Scottish Country Dancing
By: Neil Mccoll

Scottish dancing as we know it today substantially reached its form in the 17th century. Early in the century, many of its dance patterns and tunes migrated across the English Channel to Paris, where they became very popular. As with all dance forms, it also mutated somewhat, adopting the adopting the foot placement used in ballet. It was this marriage of traditional country dancing, and ballet which form the Scottish Country Dancing practiced world wide today.

Interestingly enough, It migrated to the English Colonies simultaneously as it crossed the Channel. There, after the f
ounding of the United States and fuelled by increasing numbers of new Scottish immigrants, it gave us the Virginia reel and other older US Folk dances, and continued its evolution influenced by the dances of other immigrant groups until it reached the form we know as Square dancing.

Scottish Country Dancing is danced by couples in “Sets”. The music is usually a medley of tunes to form a distinct dance. The tunes vary from fast jigs and reels, to stately strathspeys. Each distinct dance has an associated pattern. The intricate pattern is danced several times through by the couples.
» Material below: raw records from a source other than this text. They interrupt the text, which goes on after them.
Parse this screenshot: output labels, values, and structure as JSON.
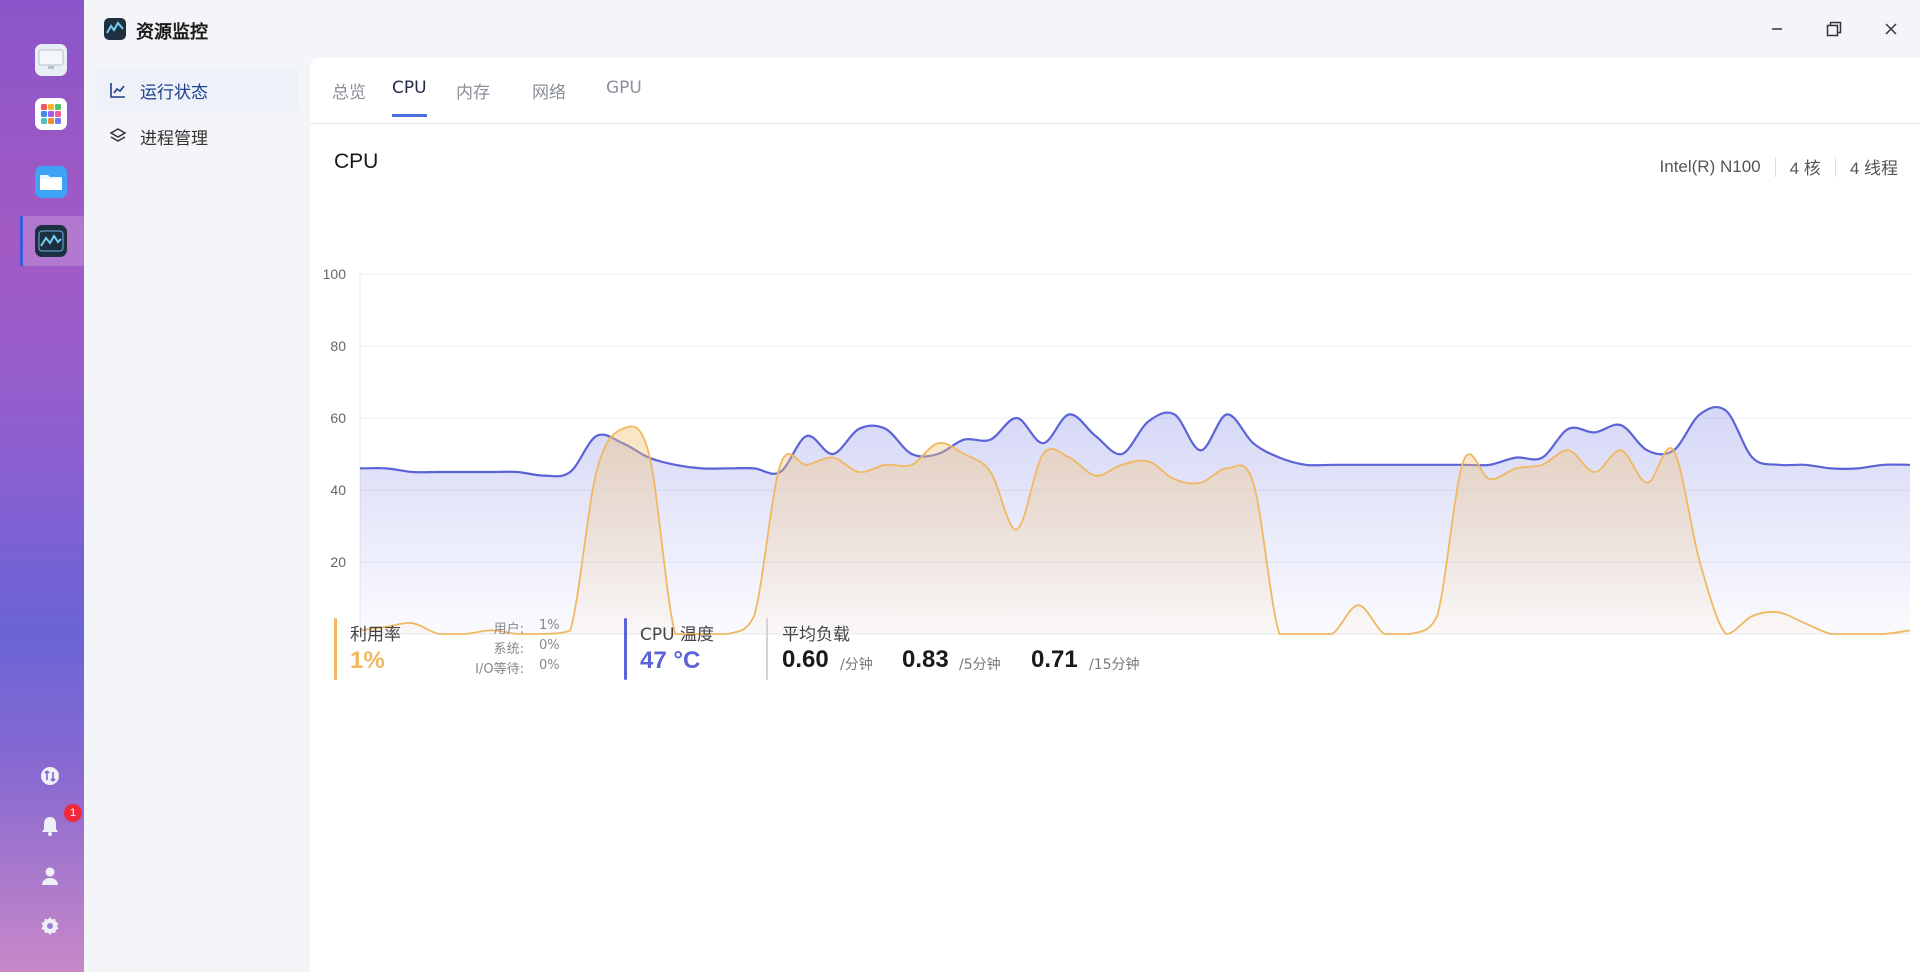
{
  "window": {
    "title": "资源监控",
    "minimize": "—",
    "maximize": "❐",
    "close": "✕"
  },
  "dock": {
    "notification_count": "1"
  },
  "sidebar": {
    "items": [
      {
        "label": "运行状态"
      },
      {
        "label": "进程管理"
      }
    ]
  },
  "tabs": [
    {
      "label": "总览"
    },
    {
      "label": "CPU"
    },
    {
      "label": "内存"
    },
    {
      "label": "网络"
    },
    {
      "label": "GPU"
    }
  ],
  "cpu": {
    "title": "CPU",
    "model": "Intel(R) N100",
    "cores": "4 核",
    "threads": "4 线程"
  },
  "stats": {
    "usage_label": "利用率",
    "usage_value": "1%",
    "user_label": "用户:",
    "user_value": "1%",
    "system_label": "系统:",
    "system_value": "0%",
    "io_label": "I/O等待:",
    "io_value": "0%",
    "temp_label": "CPU 温度",
    "temp_value": "47 °C",
    "load_label": "平均负载",
    "load_1": "0.60",
    "load_1_unit": "/分钟",
    "load_5": "0.83",
    "load_5_unit": "/5分钟",
    "load_15": "0.71",
    "load_15_unit": "/15分钟"
  },
  "colors": {
    "temperature": "#5b63d6",
    "usage": "#f0b860",
    "accent": "#4a6fe0"
  },
  "chart_data": {
    "type": "area",
    "ylim": [
      0,
      100
    ],
    "yticks": [
      "100",
      "80",
      "60",
      "40",
      "20"
    ],
    "series": [
      {
        "values": [
          46,
          46,
          45,
          45,
          45,
          45,
          45,
          44,
          45,
          55,
          53,
          49,
          47,
          46,
          46,
          46,
          45,
          55,
          50,
          57,
          57,
          50,
          50,
          54,
          54,
          60,
          53,
          61,
          55,
          50,
          59,
          61,
          51,
          61,
          53,
          49,
          47,
          47,
          47,
          47,
          47,
          47,
          47,
          47,
          49,
          49,
          57,
          56,
          58,
          51,
          51,
          61,
          62,
          49,
          47,
          47,
          46,
          46,
          47,
          47
        ]
      },
      {
        "values": [
          1,
          2,
          3,
          0,
          0,
          1,
          0,
          0,
          1,
          45,
          57,
          50,
          0,
          0,
          0,
          5,
          47,
          47,
          49,
          45,
          47,
          47,
          53,
          50,
          45,
          29,
          50,
          49,
          44,
          47,
          48,
          43,
          42,
          46,
          42,
          0,
          0,
          0,
          8,
          0,
          0,
          5,
          48,
          43,
          46,
          47,
          51,
          45,
          51,
          42,
          51,
          20,
          0,
          5,
          6,
          3,
          0,
          0,
          0,
          1
        ]
      }
    ]
  }
}
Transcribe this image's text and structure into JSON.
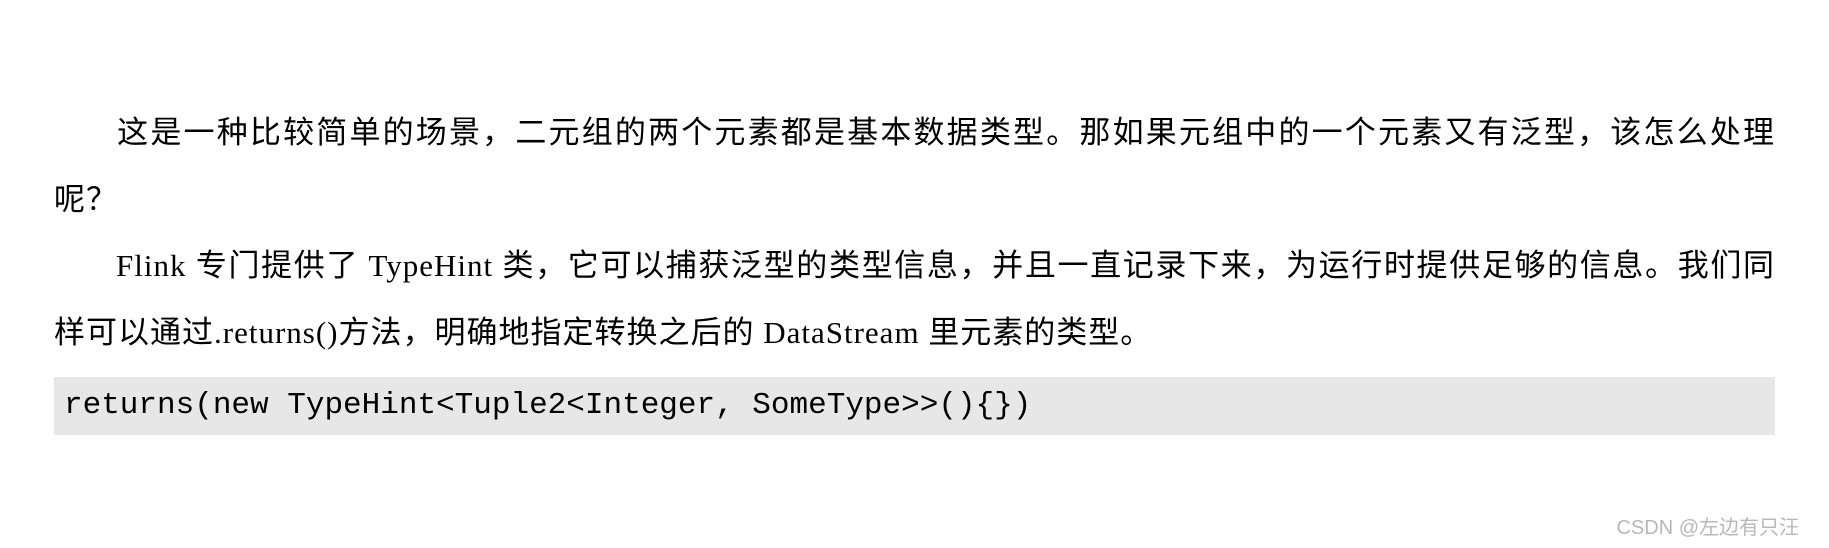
{
  "paragraphs": {
    "p1": "这是一种比较简单的场景，二元组的两个元素都是基本数据类型。那如果元组中的一个元素又有泛型，该怎么处理呢？",
    "p2_part1": "Flink 专门提供了 TypeHint 类，它可以捕获泛型的类型信息，并且一直记录下来，为运行时提供足够的信息。我们同样可以通过.returns()方法，明确地指定转换之后的 DataStream 里元素的类型。"
  },
  "code": "returns(new TypeHint<Tuple2<Integer, SomeType>>(){})",
  "watermark": "CSDN @左边有只汪"
}
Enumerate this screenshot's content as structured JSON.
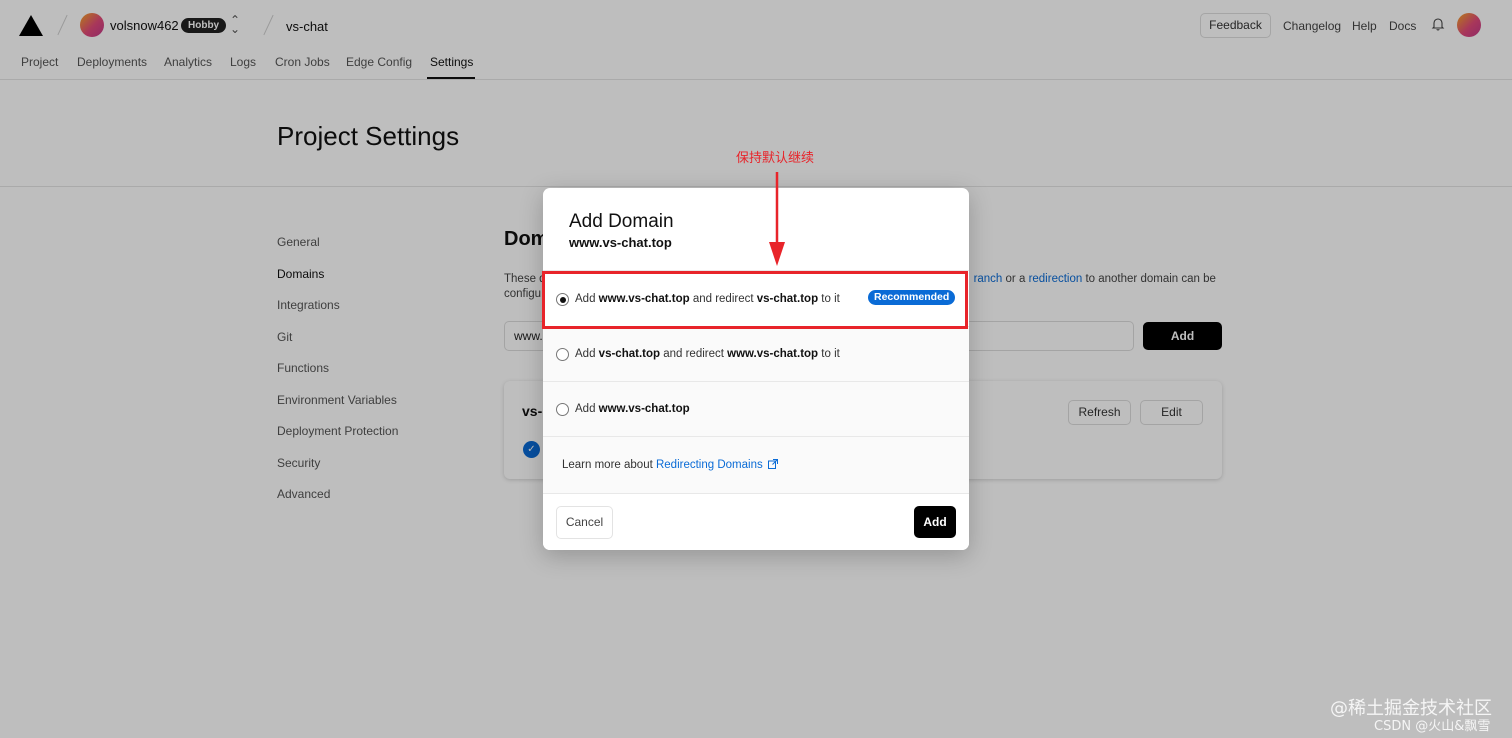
{
  "header": {
    "team_name": "volsnow462",
    "plan_badge": "Hobby",
    "project_name": "vs-chat",
    "feedback_label": "Feedback",
    "links": [
      "Changelog",
      "Help",
      "Docs"
    ]
  },
  "tabs": [
    "Project",
    "Deployments",
    "Analytics",
    "Logs",
    "Cron Jobs",
    "Edge Config",
    "Settings"
  ],
  "active_tab": "Settings",
  "page_title": "Project Settings",
  "sidebar": {
    "items": [
      "General",
      "Domains",
      "Integrations",
      "Git",
      "Functions",
      "Environment Variables",
      "Deployment Protection",
      "Security",
      "Advanced"
    ],
    "active": "Domains"
  },
  "domains_section": {
    "title_visible": "Dom",
    "desc_line1_start": "These d",
    "desc_line1_link1": "ranch",
    "desc_line1_mid": " or a ",
    "desc_line1_link2": "redirection",
    "desc_line1_end": " to another domain can be",
    "desc_line2_start": "configu",
    "input_value_visible": "www.",
    "add_label": "Add",
    "card_domain_visible": "vs-",
    "refresh_label": "Refresh",
    "edit_label": "Edit"
  },
  "modal": {
    "title": "Add Domain",
    "subtitle": "www.vs-chat.top",
    "options": [
      {
        "pre": "Add ",
        "b1": "www.vs-chat.top",
        "mid": " and redirect ",
        "b2": "vs-chat.top",
        "post": " to it",
        "selected": true,
        "badge": "Recommended"
      },
      {
        "pre": "Add ",
        "b1": "vs-chat.top",
        "mid": " and redirect ",
        "b2": "www.vs-chat.top",
        "post": " to it",
        "selected": false
      },
      {
        "pre": "Add ",
        "b1": "www.vs-chat.top",
        "mid": "",
        "b2": "",
        "post": "",
        "selected": false
      }
    ],
    "learn_prefix": "Learn more about ",
    "learn_link": "Redirecting Domains",
    "cancel_label": "Cancel",
    "add_label": "Add"
  },
  "annotation": {
    "text": "保持默认继续",
    "color": "#e8242a"
  },
  "watermark": {
    "line1": "@稀土掘金技术社区",
    "line2": "CSDN @火山&飘雪"
  },
  "colors": {
    "accent": "#0a6bd6",
    "primary_button": "#000000",
    "annotation": "#e8242a"
  }
}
The dance ends usually when the “head” or “Top” couple and all the other couples return to their original positions.